|US20040210802 *||Apr 21, 2003||Oct 21, 2004||International Business Machines Corporation||Redundancy register architecture for soft-error tolerance and methods of making the same|
|US20050108483 *||Nov 19, 2003||May 19, 2005||Buffalo Inc.||Indicator for memory module|
|US20060059393 *||Nov 8, 2005||Mar 16, 2006||International Business Machines Corporation||Redundancy register architecture for soft-error tolerance and methods of making the same|
|US20080059741 *||Sep 1, 2006||Mar 6, 2008||Alexandre Croguennec||Detecting radiation-based attacks|
|EP0201907A2 *||May 13, 1986||Nov 20, 1986||Honeywell Inc.||Apparatus for verifying the operation of an error detection circuit|
|EP0201907A3 *||May 13, 1986||Apr 26, 1989||Honeywell Inc.||Apparatus for verifying the operation of an error detection circuit|
|EP0211358A1 *||Jul 25, 1986||Feb 25, 1987||Siemens Nixdorf Informationssysteme Aktiengesellschaft||Method of monitoring semiconductor memories with devices for the protection of stored data, and devices for controlling memories for semiconductor memories operating according to this method|
|EP0305987A2 *||Aug 31, 1988||Mar 8, 1989||Oki Electric Industry Company, Limited||Self-correcting semiconductor memory device and microcomputer incorporating the same|
|EP0305987A3 *||Aug 31, 1988||Aug 1, 1990||Oki Electric Industry Company, Limited||Self-correcting semiconductor memory device and microcomputer incorporating the same|
|U.S. Classification||714/54, 714/E11.053, 714/E11.024, 714/E11.112, 714/805|
|International Classification||G06F11/07, G06F11/14, G06F11/10|

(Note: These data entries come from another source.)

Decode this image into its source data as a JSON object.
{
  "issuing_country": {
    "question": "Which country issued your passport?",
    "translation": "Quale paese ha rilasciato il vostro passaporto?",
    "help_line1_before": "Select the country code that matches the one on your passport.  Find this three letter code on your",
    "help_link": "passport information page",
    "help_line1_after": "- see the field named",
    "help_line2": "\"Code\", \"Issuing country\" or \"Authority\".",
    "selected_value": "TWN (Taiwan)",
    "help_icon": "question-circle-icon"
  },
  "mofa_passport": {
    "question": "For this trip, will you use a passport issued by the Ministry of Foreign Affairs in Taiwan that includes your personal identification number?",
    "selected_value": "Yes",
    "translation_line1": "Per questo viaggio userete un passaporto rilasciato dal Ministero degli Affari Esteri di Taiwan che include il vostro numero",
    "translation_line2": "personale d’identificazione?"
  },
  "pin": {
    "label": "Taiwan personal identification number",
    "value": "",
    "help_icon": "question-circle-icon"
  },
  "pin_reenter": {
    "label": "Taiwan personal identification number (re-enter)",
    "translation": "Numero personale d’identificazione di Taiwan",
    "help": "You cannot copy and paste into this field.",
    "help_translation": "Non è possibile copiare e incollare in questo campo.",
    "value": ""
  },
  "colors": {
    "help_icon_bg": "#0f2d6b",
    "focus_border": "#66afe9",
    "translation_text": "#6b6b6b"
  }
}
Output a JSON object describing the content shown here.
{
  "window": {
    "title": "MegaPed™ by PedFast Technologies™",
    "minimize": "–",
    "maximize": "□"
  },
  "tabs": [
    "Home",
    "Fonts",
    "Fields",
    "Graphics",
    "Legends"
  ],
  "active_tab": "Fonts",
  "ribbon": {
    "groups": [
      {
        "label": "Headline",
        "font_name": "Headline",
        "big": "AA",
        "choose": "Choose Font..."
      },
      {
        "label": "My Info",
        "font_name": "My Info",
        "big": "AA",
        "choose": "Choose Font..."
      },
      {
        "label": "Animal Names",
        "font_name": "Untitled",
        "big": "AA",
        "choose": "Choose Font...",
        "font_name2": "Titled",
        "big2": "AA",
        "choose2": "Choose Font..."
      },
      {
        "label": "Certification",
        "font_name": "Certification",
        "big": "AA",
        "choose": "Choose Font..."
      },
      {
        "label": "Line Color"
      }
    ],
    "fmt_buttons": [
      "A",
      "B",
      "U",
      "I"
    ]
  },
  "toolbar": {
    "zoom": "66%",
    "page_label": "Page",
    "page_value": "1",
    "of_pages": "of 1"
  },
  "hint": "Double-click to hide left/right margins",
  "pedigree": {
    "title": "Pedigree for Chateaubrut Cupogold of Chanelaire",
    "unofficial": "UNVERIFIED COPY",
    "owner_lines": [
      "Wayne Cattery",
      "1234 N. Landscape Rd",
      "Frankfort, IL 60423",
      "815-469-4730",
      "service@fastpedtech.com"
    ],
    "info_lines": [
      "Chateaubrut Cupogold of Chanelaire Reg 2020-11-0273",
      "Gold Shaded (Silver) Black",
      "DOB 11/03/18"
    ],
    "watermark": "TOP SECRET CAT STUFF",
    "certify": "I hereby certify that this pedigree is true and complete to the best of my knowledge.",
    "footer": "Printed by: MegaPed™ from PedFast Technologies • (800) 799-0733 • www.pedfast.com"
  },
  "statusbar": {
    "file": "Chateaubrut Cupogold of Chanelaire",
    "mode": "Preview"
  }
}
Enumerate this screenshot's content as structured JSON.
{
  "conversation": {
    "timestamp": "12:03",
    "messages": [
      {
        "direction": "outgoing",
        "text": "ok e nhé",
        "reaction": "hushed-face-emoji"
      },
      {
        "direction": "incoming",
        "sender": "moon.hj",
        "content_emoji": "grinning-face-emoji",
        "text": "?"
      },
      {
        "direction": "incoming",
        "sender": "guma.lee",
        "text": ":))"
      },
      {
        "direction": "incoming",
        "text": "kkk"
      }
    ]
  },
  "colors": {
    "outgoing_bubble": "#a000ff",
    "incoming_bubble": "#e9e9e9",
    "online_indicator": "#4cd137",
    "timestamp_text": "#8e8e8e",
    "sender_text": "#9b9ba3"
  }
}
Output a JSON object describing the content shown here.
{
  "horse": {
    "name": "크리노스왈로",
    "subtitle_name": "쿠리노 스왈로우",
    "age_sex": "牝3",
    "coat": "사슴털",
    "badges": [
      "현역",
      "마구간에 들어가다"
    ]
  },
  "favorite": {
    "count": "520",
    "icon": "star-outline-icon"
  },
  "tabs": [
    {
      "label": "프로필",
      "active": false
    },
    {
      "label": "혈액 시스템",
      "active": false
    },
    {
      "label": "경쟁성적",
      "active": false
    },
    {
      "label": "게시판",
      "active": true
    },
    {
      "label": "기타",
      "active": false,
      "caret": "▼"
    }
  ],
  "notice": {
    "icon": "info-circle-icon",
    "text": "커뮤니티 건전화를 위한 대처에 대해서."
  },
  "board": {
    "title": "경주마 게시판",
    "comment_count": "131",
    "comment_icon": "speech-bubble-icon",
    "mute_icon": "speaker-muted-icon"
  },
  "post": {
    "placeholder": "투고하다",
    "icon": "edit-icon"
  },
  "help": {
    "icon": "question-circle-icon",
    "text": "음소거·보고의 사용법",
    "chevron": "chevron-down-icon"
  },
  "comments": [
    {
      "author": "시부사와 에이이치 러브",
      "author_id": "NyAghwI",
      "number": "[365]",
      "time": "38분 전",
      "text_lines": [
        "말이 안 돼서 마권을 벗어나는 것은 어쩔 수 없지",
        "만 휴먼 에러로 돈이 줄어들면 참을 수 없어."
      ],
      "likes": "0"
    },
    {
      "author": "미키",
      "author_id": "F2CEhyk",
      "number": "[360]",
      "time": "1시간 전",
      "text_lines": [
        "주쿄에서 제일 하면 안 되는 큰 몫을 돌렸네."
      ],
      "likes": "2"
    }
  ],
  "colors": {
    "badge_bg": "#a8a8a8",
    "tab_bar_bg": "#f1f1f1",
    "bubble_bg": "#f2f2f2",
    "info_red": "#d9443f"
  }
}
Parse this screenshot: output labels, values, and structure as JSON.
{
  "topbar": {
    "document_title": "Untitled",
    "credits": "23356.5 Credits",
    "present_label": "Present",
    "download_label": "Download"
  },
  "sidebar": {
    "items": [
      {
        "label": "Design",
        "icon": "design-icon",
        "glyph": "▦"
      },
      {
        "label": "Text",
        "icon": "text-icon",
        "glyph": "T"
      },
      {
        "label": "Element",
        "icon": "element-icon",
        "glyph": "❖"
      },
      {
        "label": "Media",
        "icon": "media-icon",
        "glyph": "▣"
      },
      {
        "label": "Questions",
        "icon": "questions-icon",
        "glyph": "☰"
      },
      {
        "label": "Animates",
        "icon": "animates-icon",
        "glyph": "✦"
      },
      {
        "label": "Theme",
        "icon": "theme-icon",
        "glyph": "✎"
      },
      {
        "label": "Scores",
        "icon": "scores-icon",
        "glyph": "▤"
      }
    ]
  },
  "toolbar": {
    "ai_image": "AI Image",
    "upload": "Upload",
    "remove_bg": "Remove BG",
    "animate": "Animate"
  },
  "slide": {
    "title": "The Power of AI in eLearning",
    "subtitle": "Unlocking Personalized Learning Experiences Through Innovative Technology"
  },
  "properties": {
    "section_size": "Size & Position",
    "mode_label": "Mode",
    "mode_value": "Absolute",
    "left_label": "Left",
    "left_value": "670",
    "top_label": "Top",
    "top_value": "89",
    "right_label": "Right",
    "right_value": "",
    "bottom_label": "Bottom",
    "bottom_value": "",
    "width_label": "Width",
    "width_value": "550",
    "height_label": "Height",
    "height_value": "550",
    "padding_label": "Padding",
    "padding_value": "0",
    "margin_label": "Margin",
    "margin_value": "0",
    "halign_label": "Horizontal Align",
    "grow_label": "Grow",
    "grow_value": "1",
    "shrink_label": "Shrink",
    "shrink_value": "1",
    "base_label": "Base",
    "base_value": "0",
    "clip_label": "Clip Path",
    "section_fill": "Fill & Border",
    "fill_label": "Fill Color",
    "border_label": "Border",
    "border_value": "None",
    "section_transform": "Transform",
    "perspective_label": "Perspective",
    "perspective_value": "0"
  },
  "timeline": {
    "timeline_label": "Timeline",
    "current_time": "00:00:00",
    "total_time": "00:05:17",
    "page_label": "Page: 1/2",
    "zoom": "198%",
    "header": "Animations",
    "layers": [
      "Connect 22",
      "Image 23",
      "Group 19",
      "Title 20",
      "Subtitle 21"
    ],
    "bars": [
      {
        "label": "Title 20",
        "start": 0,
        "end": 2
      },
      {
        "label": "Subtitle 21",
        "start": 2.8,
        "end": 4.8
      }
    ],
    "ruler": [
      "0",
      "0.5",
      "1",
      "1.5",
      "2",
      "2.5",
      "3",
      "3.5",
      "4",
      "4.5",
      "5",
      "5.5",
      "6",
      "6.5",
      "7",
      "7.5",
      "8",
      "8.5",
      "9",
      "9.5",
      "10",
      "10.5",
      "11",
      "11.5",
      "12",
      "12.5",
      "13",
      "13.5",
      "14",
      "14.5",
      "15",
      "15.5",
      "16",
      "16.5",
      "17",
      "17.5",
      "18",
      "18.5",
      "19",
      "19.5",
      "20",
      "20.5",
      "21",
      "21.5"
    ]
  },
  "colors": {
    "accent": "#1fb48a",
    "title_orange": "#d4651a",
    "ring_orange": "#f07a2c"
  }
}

|Cooperative Classification||G06F11/10, G06F11/14, G06F11/0751, G06F11/073|
|European Classification||G06F11/10, G06F11/07P1G, G06F11/07P2, G06F11/14|
|Feb 7, 1985||AS||Assignment|
Owner name: WARNER & SWASEY COMPANY, THE, 11000 CEDAR AVENUE,
Free format text: ASSIGNMENT OF ASSIGNORS INTEREST.;ASSIGNOR:WARNER & SWASEY COMPANY,THE A DEL CORP.;REEL/FRAME:004365/0760
Effective date: 19850116
|Nov 5, 1991||AS||Assignment|
Owner name: CITICORP USA, INC.
Free format text: SECURITY INTEREST;ASSIGNOR:WARNER & SWASEY COMPANY, THE, A CORP. OF MI;REEL/FRAME:005900/0719
Effective date: 19911031